Web page and app entries
####################

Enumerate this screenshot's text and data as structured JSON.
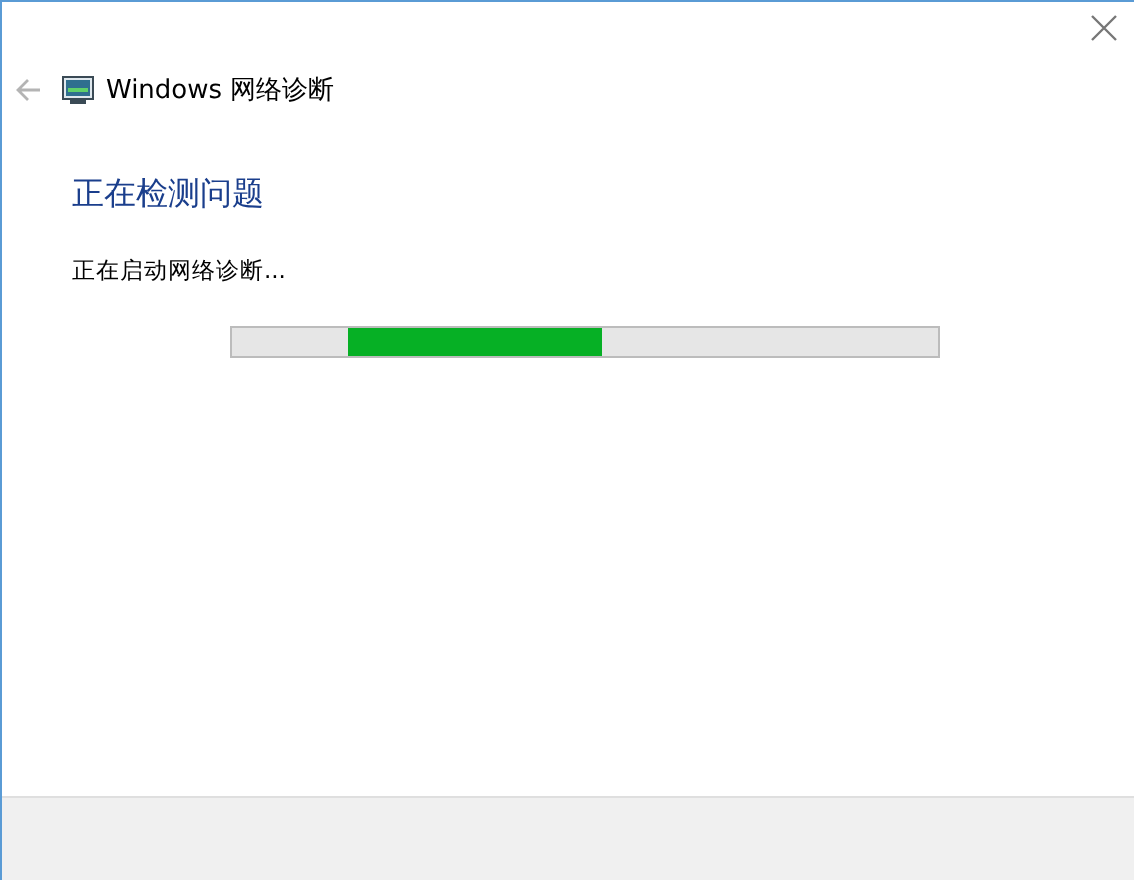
{
  "window": {
    "title": "Windows 网络诊断"
  },
  "back_button": {
    "disabled": true
  },
  "heading": "正在检测问题",
  "status": "正在启动网络诊断...",
  "progress": {
    "kind": "marquee"
  }
}
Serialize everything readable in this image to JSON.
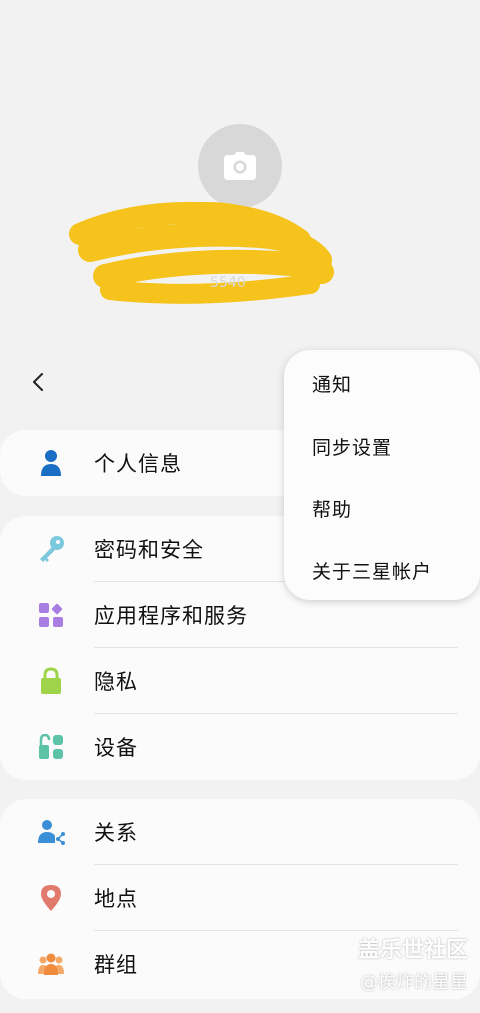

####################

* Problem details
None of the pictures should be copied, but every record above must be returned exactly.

* Result below
Enumerate this screenshot's text and data as structured JSON.
{
  "window": {
    "title": "Windows 网络诊断"
  },
  "back_button": {
    "disabled": true
  },
  "heading": "正在检测问题",
  "status": "正在启动网络诊断...",
  "progress": {
    "kind": "marquee"
  }
}
Serialize everything readable in this image to JSON.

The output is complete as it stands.